Elk Body Condition

Elk crosses the road and a crowd of people are stopped to watch.

The Question: Have elk reached ecological carrying capacity in Rocky? Is population growth limited by food availability?

While large herds of elk are a popular attraction in Rocky Mountain National Park, the management of elk has been a controversial topic since park managers adopted a natural regulation management policy in 1968. Biologists have recently debated whether the elk population within the park has reached an ecological carrying capacity wherein elk numbers are limited by the availability of food.

The Project: Administer several health tests to 79 adult elk cows between 2001-2002.

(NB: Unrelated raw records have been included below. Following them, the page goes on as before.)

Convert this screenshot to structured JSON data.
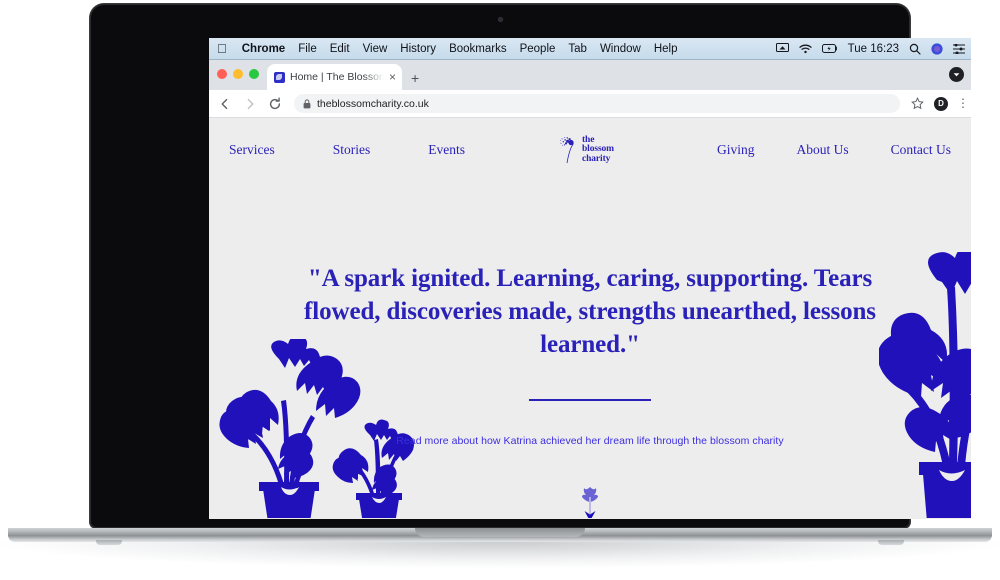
{
  "device": {
    "label": "MacBook Pro",
    "camera_icon": "camera-icon"
  },
  "menubar": {
    "apple_icon": "apple-logo-icon",
    "items": [
      {
        "label": "Chrome",
        "bold": true
      },
      {
        "label": "File",
        "bold": false
      },
      {
        "label": "Edit",
        "bold": false
      },
      {
        "label": "View",
        "bold": false
      },
      {
        "label": "History",
        "bold": false
      },
      {
        "label": "Bookmarks",
        "bold": false
      },
      {
        "label": "People",
        "bold": false
      },
      {
        "label": "Tab",
        "bold": false
      },
      {
        "label": "Window",
        "bold": false
      },
      {
        "label": "Help",
        "bold": false
      }
    ],
    "status": {
      "screen_mirroring_icon": "screen-mirroring-icon",
      "wifi_icon": "wifi-icon",
      "battery_icon": "battery-charging-icon",
      "clock": "Tue 16:23",
      "search_icon": "spotlight-search-icon",
      "siri_icon": "siri-icon",
      "control_center_icon": "control-center-icon"
    }
  },
  "browser": {
    "traffic_lights": {
      "close": "#ff5f57",
      "minimize": "#febc2e",
      "zoom": "#28c840"
    },
    "tab": {
      "title": "Home | The Blossom Charity | ",
      "favicon": "site-favicon",
      "close_label": "×"
    },
    "new_tab_label": "+",
    "tabstrip_end_icon": "profile-badge-icon",
    "toolbar": {
      "back_icon": "back-arrow-icon",
      "forward_icon": "forward-arrow-icon",
      "reload_icon": "reload-icon",
      "lock_icon": "padlock-icon",
      "url": "theblossomcharity.co.uk",
      "bookmark_icon": "star-icon",
      "avatar_initial": "D",
      "menu_icon": "three-dot-menu-icon"
    }
  },
  "site": {
    "brand_color": "#2a22b8",
    "link_color": "#3b2ee0",
    "background_color": "#eeeded",
    "nav_left": [
      {
        "label": "Services"
      },
      {
        "label": "Stories"
      },
      {
        "label": "Events"
      }
    ],
    "nav_right": [
      {
        "label": "Giving"
      },
      {
        "label": "About Us"
      },
      {
        "label": "Contact Us"
      }
    ],
    "logo": {
      "line1": "the",
      "line2": "blossom",
      "line3": "charity",
      "mark_icon": "blossom-dandelion-icon"
    },
    "hero": {
      "quote": "\"A spark ignited. Learning, caring, supporting. Tears flowed, discoveries made, strengths unearthed, lessons learned.\"",
      "subtext": "Read more about how Katrina achieved her dream life through the blossom charity",
      "scroll_icon": "down-arrow-icon"
    },
    "decor": {
      "left_plant_icon": "monstera-plants-icon",
      "right_plant_icon": "monstera-plant-icon"
    }
  }
}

In November 2001 and April 2002 Dr. Louis Bender and assistants from the New Mexico Cooperative Fish and Wildlife Research Unit captured a total of 79 adult elk cows in Moraine Park and Horseshoe Park (locations within Rocky Mountain National Park). These two locations have the highest density of elk on winter range in the park, densities that are among the highest ever observed for elk in natural environments. They captured each animal using ground-darting techniques and injected each with antibiotics and vitamins to mitigate ill effects from handling. They measured body fat percentage, fall and spring, using ultrasound. They determined pregnancy using ultrasound in November and internal palpation in April. Finally the scientists drew blood to test for disease before the animal was revived and released. They then compared data collected to similar data taken from elk herds across the west.

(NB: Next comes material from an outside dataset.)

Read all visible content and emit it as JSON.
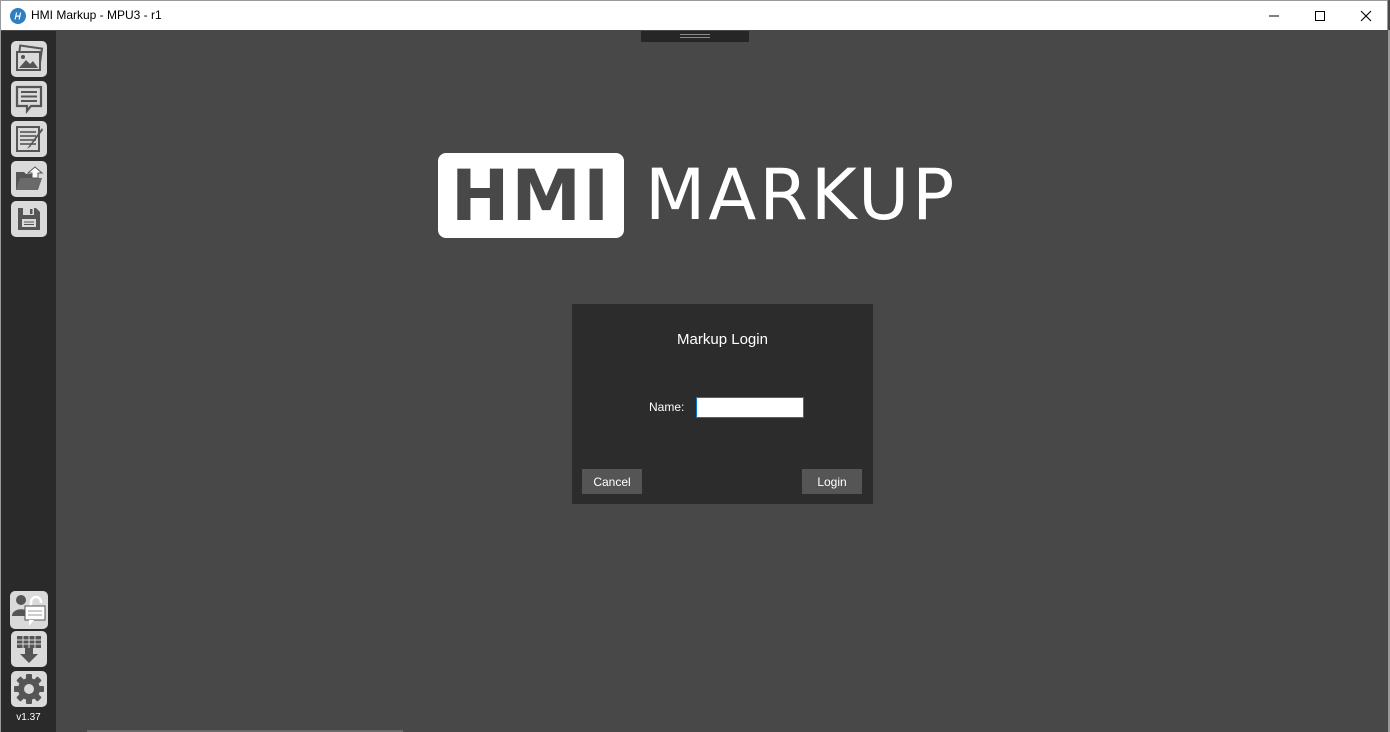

The Results: Elk body condition assessments suggest that park elk are not yet at ecological carrying capacity based on food availability.

The body conditions of adult elk cows from Horseshoe Park and Moraine Park were below that which could be achieved with good nutrition but not as low as would be expected if the herds were at carrying capacity. Pregnancy rates were 86 percent in Horseshoe Park and 60 percent in Moraine Park, effects higher percentages than anticipated. The survival rate of cow elk is a whopping 93 percent, the second highest documented rate in an significantly elk population. The primary cause of death of cow elk in Rocky Mountain National Park is old age. A few of the elk tested proved to be in excellent condition, indicating that there is still some high quality food available to them.

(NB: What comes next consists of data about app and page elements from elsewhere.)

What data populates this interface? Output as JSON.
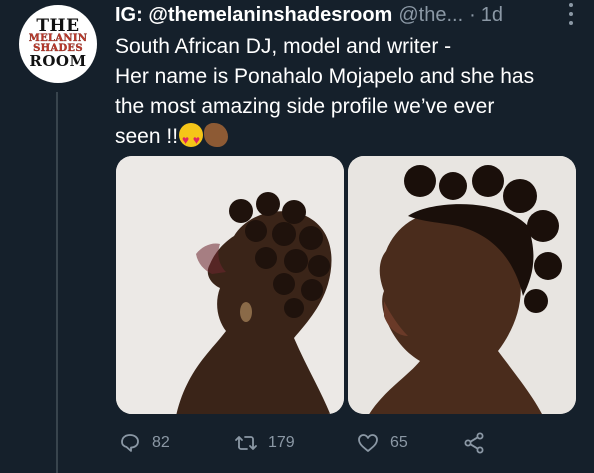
{
  "avatar": {
    "line1": "THE",
    "line2": "MELANIN",
    "line3": "SHADES",
    "line4": "ROOM",
    "colors": {
      "background": "#ffffff",
      "accent": "#c0392b"
    }
  },
  "tweet": {
    "display_name": "IG: @themelaninshadesroom",
    "handle": "@the...",
    "separator": "·",
    "time": "1d",
    "text_lines": [
      "South African DJ, model and writer -",
      "Her name is Ponahalo Mojapelo and she has",
      "the most amazing side profile we’ve ever",
      "seen !!"
    ],
    "emojis": [
      "smiling-face-with-heart-eyes",
      "clapping-hands"
    ],
    "media": [
      {
        "icon": "photo-side-profile-left",
        "background": "#ece9e6"
      },
      {
        "icon": "photo-side-profile-right",
        "background": "#e8e5e1"
      }
    ]
  },
  "actions": {
    "reply_count": "82",
    "retweet_count": "179",
    "like_count": "65"
  },
  "colors": {
    "background": "#15202b",
    "text": "#ffffff",
    "muted": "#8b98a5",
    "divider": "#38444d"
  }
}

As typical in nature a number of diseases are present in the elk population. Elk may serve as a pasteurellosis, a type of pneumonia.

Overall body condition for the herds in Horseshoe Park and Moraine Park was better than expected for such a dense winter range population. Even though the Moraine Park herd is in worse condition than the Horseshoe Park herd, without control measures both populations can be expected to increase in number.

Both body condition test results and cow elk survival rates indicate that the elk population is still below ecological carrying capacity. Based on this study the elk population in Rocky Mountain National Park may be overabundant with respect to desired vegetation conditions but not with respect to the ability of plant communities to support elk.

This summary is based on published, peer-reviewed and/or unpublished reports available at the time of writing. It is not intended as a statement of park policy or as a definitive account of research results. For more information on the park’s research program, see www.nps.gov/romo.
Written by: Judy Visty Date: November 2004 Updated: January 2008

Last updated: September 20, 2017